Vladimir Nabokov, Lectures on Literature
+ “The Art of Translation” BY VLADIMIR NABOKOV: “Mr. Nabokov is in the habit of introducing any job of this kind which he undertakes by an announcement that he is unique and incomparable,” Wilson wrote in a 1965 review of Nabokov’s translation of Eugene Onegin, “and that everybody else who has attempted it is an oaf and an ignoramus.”
“Véra has blue eyes and a birdlike profile. Her hair is completely white. They are soon to celebrate a wedding anniversary, “our golden,” Nabokov says. They met in Berlin and married there in 1925, but they might as easily have met in Leningrad. “We went to the same dancing class, didn’t we?” he asks.

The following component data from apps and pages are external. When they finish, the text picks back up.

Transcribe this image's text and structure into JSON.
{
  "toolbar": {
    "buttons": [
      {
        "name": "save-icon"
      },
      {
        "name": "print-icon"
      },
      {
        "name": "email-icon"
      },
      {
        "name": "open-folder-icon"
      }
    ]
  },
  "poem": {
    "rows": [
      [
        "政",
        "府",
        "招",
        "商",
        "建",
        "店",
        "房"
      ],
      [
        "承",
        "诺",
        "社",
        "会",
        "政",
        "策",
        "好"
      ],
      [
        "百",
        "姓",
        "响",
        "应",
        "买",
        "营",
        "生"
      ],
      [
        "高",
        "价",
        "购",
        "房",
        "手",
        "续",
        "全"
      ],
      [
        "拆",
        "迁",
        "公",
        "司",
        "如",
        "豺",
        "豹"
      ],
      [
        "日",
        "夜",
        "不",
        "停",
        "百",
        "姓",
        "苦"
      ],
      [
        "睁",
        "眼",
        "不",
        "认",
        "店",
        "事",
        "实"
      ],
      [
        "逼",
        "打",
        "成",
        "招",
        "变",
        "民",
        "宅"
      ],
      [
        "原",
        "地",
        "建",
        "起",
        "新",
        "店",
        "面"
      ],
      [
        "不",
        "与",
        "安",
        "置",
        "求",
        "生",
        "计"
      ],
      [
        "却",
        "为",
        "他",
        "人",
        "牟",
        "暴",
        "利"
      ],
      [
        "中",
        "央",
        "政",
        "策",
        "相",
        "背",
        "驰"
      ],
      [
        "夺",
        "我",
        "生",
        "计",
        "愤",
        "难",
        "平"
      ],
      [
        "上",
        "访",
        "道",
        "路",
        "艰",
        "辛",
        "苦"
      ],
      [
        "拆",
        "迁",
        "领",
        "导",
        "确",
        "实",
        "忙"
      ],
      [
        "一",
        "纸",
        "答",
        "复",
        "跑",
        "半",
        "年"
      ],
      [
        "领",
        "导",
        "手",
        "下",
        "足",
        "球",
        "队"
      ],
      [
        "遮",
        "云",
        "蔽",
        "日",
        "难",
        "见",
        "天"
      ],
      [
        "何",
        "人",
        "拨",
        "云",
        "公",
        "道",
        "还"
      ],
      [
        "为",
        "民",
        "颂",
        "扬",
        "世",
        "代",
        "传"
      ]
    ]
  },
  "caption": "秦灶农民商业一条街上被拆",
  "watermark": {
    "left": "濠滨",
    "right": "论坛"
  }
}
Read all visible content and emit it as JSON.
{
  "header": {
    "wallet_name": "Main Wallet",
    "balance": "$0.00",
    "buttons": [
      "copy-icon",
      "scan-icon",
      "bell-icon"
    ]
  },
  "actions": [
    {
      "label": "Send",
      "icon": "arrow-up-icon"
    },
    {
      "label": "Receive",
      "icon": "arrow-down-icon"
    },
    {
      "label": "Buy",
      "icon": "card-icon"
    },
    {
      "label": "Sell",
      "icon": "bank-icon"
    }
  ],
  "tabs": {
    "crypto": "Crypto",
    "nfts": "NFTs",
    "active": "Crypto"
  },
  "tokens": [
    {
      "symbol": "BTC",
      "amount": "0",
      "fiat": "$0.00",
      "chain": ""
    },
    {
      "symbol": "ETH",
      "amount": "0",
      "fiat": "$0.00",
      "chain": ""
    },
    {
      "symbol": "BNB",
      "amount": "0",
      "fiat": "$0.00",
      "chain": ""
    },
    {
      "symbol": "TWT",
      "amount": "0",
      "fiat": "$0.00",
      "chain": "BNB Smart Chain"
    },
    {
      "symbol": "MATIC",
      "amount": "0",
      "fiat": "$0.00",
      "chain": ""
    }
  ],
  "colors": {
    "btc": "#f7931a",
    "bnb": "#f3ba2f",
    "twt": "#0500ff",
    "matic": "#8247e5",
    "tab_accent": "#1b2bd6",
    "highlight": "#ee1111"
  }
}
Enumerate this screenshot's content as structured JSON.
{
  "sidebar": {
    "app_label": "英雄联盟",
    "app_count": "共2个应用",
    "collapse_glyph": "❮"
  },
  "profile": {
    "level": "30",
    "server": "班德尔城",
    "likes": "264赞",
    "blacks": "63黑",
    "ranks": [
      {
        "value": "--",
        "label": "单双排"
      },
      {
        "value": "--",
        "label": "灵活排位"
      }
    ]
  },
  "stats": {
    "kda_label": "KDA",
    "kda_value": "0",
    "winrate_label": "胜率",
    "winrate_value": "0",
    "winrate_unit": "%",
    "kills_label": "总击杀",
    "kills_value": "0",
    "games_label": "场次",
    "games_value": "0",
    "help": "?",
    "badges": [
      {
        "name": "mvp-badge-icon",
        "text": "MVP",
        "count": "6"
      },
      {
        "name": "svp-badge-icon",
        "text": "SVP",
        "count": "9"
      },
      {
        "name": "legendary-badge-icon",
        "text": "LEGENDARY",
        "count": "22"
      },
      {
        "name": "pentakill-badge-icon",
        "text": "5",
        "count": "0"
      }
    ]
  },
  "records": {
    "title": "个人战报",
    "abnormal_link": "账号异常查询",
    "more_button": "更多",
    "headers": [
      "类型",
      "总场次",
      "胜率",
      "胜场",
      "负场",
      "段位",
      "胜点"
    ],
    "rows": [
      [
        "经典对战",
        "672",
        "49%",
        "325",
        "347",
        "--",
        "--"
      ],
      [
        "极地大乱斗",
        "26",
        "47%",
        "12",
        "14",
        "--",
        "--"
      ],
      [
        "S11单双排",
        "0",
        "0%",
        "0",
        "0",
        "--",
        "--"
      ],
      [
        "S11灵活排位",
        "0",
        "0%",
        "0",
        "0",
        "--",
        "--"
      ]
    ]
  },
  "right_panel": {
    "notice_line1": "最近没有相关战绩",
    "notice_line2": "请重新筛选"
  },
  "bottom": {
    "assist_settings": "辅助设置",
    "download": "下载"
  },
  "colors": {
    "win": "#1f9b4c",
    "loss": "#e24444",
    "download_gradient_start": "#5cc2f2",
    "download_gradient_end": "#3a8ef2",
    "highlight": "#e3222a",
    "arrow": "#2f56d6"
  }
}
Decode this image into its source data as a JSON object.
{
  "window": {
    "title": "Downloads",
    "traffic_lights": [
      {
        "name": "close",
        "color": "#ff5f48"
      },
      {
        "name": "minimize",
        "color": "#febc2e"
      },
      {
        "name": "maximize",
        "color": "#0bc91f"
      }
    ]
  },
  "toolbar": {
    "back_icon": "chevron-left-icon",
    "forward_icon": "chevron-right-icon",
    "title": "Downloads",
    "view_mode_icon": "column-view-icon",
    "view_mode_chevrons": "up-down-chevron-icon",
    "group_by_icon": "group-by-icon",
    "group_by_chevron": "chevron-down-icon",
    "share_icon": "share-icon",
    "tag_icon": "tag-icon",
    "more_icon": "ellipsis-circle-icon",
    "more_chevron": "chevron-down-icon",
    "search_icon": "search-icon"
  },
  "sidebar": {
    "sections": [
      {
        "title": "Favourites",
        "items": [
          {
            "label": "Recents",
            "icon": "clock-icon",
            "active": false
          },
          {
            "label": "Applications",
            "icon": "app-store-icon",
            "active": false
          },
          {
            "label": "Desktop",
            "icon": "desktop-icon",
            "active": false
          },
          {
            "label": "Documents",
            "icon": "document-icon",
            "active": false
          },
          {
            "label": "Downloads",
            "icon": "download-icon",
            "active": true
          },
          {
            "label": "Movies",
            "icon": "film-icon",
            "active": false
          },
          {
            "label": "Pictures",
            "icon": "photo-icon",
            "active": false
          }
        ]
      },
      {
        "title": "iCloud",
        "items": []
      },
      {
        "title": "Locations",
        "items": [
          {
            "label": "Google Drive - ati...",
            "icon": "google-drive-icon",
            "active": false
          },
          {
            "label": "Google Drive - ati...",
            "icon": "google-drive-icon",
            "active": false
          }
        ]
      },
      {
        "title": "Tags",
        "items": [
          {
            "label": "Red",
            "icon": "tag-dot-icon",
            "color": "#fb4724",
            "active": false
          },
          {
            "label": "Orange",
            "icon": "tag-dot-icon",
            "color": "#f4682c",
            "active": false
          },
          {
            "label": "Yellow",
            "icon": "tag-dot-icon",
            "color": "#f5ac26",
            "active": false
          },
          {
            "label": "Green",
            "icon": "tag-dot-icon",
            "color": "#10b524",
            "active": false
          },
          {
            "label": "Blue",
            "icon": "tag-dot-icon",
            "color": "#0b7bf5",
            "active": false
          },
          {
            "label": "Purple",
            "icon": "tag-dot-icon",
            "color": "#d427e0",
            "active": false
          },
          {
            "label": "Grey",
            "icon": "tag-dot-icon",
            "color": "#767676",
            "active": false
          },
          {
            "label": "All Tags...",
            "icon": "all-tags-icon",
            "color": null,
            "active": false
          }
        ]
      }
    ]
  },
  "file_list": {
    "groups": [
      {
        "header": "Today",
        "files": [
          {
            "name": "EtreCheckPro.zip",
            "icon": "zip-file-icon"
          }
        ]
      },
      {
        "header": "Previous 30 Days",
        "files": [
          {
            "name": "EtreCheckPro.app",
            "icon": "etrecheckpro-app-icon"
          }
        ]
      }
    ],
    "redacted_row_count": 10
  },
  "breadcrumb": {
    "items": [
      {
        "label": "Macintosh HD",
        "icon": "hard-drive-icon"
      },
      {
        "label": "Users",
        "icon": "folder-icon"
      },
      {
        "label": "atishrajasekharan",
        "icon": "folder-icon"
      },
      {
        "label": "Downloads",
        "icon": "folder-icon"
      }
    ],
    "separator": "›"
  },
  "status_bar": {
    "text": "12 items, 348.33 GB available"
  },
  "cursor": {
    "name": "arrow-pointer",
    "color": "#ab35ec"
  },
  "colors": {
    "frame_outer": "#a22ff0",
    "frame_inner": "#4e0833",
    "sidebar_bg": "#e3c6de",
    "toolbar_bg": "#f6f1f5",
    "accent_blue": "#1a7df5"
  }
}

It has not been an unhappy marriage then? “That is the understatement of the century,” Nabokov smiles.”
+ An Old Magician Named Nabokov Writes and Lives in Splendid Exile by James Salter